When I write a sentence, there’s about a 10% chance it will have typo or grammatical error of some kind.  It’s often painful to find them later,  as like most people, I tend to “fill in the gaps” or glide over typos when reading my own writing.  Fortunately, this kind of editing, unlike, say, reading for structure or consistency, is very parallelizable. In fact, reading each sentence alone, out of order, might even be better than reading the whole document, sentence by sentence.

As an experiment, I wrote a little script that splits a document up into sentences, with one sentence per line (the script is here). With this CSV, I can use Mechanical Turk to create HITs, with one HIT per sentence. The instructions for workers to label each sentence as “OK” or “Not OK” with an optional field to explain their reasoning. The Mturk interface looks like this:

Screenshot 2015-12-02 10.53.31


After splitting the sentences, I went through the CSV file to remove blank lines and LaTeX commands by hand, though one could easily add this feature to the script.

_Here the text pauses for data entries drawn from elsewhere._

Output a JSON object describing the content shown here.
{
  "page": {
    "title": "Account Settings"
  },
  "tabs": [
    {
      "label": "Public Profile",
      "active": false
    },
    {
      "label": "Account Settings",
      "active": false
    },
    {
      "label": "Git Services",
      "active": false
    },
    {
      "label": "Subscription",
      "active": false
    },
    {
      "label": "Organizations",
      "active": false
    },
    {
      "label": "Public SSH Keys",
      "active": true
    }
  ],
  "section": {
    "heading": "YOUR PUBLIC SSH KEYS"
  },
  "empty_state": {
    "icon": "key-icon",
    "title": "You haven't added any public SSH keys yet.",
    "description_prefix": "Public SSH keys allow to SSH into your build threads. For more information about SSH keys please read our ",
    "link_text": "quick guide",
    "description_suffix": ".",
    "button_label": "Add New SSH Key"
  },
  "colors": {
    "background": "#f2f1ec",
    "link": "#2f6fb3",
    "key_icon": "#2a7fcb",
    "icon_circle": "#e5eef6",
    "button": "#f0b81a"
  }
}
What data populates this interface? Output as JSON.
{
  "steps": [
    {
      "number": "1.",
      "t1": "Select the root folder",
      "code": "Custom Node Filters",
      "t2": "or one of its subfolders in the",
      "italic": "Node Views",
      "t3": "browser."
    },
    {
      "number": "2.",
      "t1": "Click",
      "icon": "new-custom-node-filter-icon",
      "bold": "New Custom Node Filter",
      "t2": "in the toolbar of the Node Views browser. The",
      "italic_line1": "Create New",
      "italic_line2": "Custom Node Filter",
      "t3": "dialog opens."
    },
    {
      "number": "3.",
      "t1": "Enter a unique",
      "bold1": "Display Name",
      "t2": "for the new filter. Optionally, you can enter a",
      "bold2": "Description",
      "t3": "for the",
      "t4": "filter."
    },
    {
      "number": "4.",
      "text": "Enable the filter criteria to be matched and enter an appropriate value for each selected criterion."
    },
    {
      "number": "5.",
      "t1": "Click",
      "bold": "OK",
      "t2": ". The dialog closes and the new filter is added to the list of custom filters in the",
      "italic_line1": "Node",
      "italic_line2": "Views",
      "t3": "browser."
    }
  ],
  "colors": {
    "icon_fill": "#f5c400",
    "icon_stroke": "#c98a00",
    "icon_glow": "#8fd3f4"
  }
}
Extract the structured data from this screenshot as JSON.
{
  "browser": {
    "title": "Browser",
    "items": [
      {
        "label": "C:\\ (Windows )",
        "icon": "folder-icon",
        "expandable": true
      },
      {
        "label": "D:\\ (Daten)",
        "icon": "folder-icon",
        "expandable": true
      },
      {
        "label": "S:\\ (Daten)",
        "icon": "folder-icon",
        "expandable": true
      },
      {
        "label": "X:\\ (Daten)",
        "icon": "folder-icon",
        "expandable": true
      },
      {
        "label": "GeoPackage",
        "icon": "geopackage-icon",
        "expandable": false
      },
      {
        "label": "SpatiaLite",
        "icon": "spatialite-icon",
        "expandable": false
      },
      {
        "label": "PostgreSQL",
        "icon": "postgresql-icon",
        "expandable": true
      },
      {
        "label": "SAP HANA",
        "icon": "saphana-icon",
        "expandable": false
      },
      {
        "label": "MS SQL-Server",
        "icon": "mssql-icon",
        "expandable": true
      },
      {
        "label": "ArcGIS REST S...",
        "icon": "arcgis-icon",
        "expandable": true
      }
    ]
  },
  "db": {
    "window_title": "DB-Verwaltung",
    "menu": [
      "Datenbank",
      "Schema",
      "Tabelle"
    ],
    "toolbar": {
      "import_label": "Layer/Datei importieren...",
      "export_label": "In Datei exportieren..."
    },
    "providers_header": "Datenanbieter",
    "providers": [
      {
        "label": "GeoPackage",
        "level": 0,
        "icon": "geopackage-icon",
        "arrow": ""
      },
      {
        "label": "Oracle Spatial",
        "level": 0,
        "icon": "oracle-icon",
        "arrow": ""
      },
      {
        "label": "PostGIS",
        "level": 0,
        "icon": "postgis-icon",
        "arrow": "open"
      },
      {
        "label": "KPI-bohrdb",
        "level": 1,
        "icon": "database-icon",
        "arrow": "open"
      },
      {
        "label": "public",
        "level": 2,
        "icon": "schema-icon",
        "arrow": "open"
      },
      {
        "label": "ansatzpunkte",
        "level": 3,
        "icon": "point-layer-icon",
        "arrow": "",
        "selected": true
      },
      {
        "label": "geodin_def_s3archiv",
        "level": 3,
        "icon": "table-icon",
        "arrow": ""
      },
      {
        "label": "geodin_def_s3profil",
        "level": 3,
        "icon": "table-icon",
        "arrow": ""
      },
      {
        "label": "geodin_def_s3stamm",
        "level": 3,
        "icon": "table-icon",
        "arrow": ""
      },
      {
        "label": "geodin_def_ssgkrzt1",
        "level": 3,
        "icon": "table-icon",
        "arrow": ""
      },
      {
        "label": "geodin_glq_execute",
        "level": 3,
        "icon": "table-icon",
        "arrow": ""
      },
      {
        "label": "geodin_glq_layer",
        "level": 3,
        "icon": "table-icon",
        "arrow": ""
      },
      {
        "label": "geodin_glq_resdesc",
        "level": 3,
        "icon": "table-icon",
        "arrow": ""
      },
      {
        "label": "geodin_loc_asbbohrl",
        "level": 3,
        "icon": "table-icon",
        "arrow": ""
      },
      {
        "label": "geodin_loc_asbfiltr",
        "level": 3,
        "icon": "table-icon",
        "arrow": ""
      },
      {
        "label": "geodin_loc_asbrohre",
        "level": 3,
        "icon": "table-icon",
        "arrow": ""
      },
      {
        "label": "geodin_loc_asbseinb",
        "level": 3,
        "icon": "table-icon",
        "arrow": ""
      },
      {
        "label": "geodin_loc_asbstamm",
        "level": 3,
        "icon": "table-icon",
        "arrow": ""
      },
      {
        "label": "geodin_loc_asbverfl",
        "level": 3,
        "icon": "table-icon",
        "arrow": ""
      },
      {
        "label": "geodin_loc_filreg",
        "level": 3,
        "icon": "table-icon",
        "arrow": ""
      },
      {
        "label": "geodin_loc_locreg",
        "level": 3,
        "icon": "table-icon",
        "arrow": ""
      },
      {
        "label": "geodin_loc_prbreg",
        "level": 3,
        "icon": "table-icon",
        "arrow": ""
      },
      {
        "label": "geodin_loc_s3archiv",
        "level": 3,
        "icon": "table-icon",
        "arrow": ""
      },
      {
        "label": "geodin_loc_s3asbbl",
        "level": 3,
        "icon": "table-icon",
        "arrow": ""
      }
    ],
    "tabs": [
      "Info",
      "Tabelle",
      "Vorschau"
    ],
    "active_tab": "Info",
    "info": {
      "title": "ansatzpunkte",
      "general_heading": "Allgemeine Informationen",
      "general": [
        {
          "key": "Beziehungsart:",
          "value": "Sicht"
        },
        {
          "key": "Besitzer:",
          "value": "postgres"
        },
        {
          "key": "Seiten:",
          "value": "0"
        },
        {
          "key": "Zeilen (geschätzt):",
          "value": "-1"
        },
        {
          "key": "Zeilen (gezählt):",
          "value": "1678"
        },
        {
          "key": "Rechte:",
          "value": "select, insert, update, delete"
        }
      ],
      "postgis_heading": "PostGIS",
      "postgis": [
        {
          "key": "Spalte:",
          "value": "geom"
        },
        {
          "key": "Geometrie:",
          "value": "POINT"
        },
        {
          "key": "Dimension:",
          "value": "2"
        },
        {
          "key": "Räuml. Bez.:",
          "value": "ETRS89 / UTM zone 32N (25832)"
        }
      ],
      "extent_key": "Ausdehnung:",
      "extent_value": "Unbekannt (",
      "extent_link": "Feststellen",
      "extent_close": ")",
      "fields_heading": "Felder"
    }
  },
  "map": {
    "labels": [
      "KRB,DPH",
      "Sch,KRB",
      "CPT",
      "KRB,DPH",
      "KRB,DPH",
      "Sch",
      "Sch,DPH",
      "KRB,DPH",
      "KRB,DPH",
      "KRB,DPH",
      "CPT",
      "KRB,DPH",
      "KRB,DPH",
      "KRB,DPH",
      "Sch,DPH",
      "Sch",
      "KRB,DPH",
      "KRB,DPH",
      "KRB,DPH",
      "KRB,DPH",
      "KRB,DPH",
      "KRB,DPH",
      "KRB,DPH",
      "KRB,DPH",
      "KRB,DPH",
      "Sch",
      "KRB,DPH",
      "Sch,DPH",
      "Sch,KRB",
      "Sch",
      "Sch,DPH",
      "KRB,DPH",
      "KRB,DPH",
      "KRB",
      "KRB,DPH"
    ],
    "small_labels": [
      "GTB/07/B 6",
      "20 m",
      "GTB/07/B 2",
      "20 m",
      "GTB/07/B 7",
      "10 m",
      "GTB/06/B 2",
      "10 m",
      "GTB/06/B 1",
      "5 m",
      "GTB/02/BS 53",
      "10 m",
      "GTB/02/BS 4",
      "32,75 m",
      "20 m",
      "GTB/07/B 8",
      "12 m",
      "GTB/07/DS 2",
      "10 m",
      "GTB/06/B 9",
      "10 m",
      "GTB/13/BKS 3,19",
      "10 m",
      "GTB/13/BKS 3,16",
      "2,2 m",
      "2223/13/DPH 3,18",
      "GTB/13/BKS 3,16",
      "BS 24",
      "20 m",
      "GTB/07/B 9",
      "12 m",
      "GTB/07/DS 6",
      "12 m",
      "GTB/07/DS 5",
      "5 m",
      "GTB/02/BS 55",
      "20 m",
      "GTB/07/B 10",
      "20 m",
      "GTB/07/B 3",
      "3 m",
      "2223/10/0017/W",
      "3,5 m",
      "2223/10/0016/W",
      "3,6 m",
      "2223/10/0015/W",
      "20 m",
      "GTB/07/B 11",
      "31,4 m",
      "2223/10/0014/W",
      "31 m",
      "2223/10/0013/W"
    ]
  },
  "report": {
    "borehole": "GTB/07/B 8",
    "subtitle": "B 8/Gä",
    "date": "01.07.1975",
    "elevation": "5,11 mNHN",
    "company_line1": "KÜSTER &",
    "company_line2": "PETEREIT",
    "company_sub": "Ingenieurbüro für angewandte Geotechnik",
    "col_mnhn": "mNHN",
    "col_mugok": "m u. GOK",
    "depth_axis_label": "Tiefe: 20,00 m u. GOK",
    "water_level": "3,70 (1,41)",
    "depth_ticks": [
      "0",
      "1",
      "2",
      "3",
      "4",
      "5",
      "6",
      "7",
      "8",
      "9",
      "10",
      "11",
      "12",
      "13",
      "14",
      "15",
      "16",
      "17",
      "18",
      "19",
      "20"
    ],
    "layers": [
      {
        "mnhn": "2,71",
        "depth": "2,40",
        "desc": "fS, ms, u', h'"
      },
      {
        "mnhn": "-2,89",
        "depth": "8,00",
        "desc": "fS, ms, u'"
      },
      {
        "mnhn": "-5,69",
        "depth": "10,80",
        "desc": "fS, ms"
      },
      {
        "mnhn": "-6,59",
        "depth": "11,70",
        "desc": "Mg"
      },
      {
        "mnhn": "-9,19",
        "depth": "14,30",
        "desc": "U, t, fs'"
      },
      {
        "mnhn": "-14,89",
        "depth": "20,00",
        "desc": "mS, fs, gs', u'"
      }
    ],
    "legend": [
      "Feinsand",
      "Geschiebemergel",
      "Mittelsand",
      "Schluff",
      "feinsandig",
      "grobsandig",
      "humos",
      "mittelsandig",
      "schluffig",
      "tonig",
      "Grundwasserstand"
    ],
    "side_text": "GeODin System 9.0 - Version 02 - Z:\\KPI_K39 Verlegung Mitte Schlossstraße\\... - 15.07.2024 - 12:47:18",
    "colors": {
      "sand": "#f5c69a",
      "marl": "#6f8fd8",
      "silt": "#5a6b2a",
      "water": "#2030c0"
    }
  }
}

I posted the HITs on MTurk this morning, paying 2 cents, with 4 HITS per sentence (so each sentence will be checked 4 times by different workers).  The text was a paper I’m working on. Results starting coming in remarkably quickly—here it as after 30 minutes:

Screenshot 2015-12-02 10.50.13

I’m not thrilled with the hourly rate (I try to shoot for $5/hour) but this average is always very sensitive to workers who take a long time. So far, the comments are very helpful, especially since with multiple ratings, you can find problematic sentences—for example:

Screenshot 2015-12-02 10.58.50

The “86” is the line number from the LaTeX document, which is nice because it makes it easier to go find the appropriate sentence to fix. Here are some more samples of the kinds of responses I’m getting:

Screenshot 2015-12-02 11.06.07

Overall, I think it’s a successful experiment, though it was already well known that MTurk workers can do editing tasks well, from soylent.